== What is needed ==
Please state how many lines of the records below contain the word "Linked". Give the number and nothing else.
*** Opening of Records shown ***
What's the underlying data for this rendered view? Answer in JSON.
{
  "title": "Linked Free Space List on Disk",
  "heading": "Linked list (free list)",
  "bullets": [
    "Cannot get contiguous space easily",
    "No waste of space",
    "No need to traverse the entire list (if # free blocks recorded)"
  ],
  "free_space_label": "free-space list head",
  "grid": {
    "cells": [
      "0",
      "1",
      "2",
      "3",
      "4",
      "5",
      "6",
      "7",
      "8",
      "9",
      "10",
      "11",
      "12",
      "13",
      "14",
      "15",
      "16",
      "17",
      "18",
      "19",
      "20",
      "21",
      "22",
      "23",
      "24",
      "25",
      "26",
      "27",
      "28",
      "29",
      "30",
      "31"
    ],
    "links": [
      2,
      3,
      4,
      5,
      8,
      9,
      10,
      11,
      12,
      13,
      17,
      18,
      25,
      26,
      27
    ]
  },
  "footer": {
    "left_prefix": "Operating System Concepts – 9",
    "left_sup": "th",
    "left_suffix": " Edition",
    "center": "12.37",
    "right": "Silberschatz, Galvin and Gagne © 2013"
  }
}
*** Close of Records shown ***
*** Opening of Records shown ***
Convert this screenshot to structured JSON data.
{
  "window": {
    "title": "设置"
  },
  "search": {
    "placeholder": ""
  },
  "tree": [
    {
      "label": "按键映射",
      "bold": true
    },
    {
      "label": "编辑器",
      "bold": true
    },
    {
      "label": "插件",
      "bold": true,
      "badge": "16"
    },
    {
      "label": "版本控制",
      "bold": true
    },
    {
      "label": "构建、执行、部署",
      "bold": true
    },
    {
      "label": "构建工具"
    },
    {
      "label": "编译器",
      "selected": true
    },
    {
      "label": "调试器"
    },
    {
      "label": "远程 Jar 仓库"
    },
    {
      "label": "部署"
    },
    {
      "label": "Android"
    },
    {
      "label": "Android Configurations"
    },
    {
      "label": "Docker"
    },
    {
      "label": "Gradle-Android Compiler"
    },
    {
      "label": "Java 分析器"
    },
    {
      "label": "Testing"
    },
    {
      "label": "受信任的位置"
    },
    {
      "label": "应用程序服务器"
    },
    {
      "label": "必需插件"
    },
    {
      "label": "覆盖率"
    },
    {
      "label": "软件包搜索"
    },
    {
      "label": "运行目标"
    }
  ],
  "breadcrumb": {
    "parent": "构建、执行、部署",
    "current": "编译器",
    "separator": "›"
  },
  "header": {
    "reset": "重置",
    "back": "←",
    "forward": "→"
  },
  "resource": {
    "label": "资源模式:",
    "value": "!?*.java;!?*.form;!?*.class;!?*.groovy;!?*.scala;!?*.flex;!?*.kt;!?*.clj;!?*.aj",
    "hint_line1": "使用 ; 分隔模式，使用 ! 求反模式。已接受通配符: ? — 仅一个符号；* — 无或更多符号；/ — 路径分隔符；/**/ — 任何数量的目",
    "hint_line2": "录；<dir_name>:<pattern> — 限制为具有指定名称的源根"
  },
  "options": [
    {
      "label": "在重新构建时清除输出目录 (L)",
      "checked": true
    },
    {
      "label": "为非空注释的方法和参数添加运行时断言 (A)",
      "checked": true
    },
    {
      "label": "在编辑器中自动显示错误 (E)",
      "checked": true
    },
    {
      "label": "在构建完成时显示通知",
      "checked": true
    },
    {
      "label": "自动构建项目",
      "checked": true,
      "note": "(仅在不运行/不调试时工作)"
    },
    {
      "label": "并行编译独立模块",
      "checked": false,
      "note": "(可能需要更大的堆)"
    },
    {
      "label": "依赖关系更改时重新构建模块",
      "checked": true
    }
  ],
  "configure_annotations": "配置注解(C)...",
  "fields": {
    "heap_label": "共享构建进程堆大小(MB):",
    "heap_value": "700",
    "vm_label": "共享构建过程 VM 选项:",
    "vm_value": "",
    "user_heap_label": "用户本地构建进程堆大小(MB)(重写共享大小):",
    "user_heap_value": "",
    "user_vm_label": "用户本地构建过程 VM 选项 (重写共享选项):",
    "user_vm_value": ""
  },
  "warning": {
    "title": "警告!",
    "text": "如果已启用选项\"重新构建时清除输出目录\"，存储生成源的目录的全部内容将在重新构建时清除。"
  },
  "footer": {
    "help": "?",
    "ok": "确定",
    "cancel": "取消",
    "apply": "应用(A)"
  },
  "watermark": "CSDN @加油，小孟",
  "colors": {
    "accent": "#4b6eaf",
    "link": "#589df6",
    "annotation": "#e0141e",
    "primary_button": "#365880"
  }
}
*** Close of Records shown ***
== Response ==
2